For the Wilson Quarterly, Robert Samuelson writes that while America will inevitably recover from the Great Recession we’re currently mired in, that recovery isn’t likely to benefit America’s younger generations as the demands of government put greater and greater burden on their wealth:
For millions of younger Americans—say, those 40 and under—living better than their parents is a pipe dream. They won’t. The threat to their hopes does not arise from an impending collapse of technological gains of the sort epitomized by the creations of Fulton, Ford, and Gates. These advances will almost certainly continue, and per capita income—the average for all Americans and a conventional indicator of living standards—will climb. Statistically, American progress will resume. The Great Recession will be a bump, not a dead end.

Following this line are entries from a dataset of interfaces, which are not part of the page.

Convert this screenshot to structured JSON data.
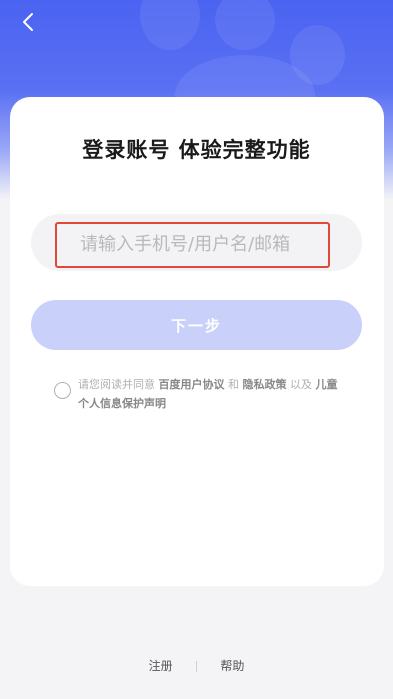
{
  "header": {
    "back_icon": "chevron-left-icon"
  },
  "login": {
    "title": "登录账号 体验完整功能",
    "account_placeholder": "请输入手机号/用户名/邮箱",
    "account_value": "",
    "next_label": "下一步"
  },
  "agreement": {
    "checked": false,
    "prefix": "请您阅读并同意",
    "link1": "百度用户协议",
    "and": "和",
    "link2": "隐私政策",
    "and2": "以及",
    "link3": "儿童个人信息保护声明"
  },
  "footer": {
    "register": "注册",
    "separator": "|",
    "help": "帮助"
  },
  "colors": {
    "brand_blue": "#4a63f1",
    "button_disabled": "#c9d1fb",
    "highlight_red": "#e0483a"
  }
}
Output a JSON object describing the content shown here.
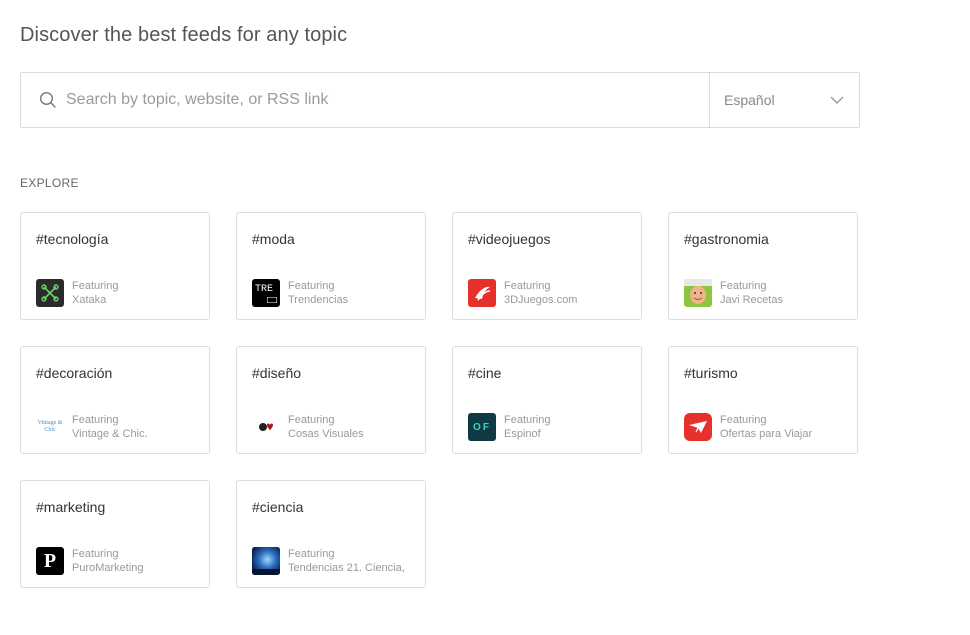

The trouble is that many of these gains will bypass the young. The increases that might have fattened their paychecks will be siphoned off to satisfy other groups and other needs. Today’s young workers will have to finance Social Security and Medicare for a rapidly growing cohort of older Americans. Through higher premiums for employer-provided health insurance, they will subsidize care for others. Through higher taxes and fees, they will pay to repair aging infrastructure (roads, bridges, water systems) and to support squeezed public services, from schools to police. …
Americans in their late forties, fifties, and sixties believe that the contract made with them should be kept. They want their Social Security and Medicare benefits. They are angry when what they thought were career jobs are unexpectedly terminated; corporate buyouts and firings weren’t part of the bargain. Meanwhile, their children and grandchildren are befuddled and frustrated. Their unemployment rates are high, and their wage levels—compared to those of the past—are low. Yet they feel guilty advocating trims to Social Security and Medicare, even when the transfers go from the struggling young to the comfortable old.
For the time being, there seems to be little public appetite for reform to these government programs which represent such an enormous, and frankly unfair, transfer of wealth from young to old. That may change as some younger Americans who are increasingly aware of what a bad deal Social Security and Medicare really are grow up.
Certainly we’re going to see a test of where we’re at politically given that the Presidential race now includes Rep. Paul Ryan who is one of the few national political leaders given to straight talk on these issues. Criticizing Social Security and Medicare might not be the instant political death it once was, but the Romney campaign will be putting to the test whether or not Americans have an appetite for grown-up debate about entitlement spending.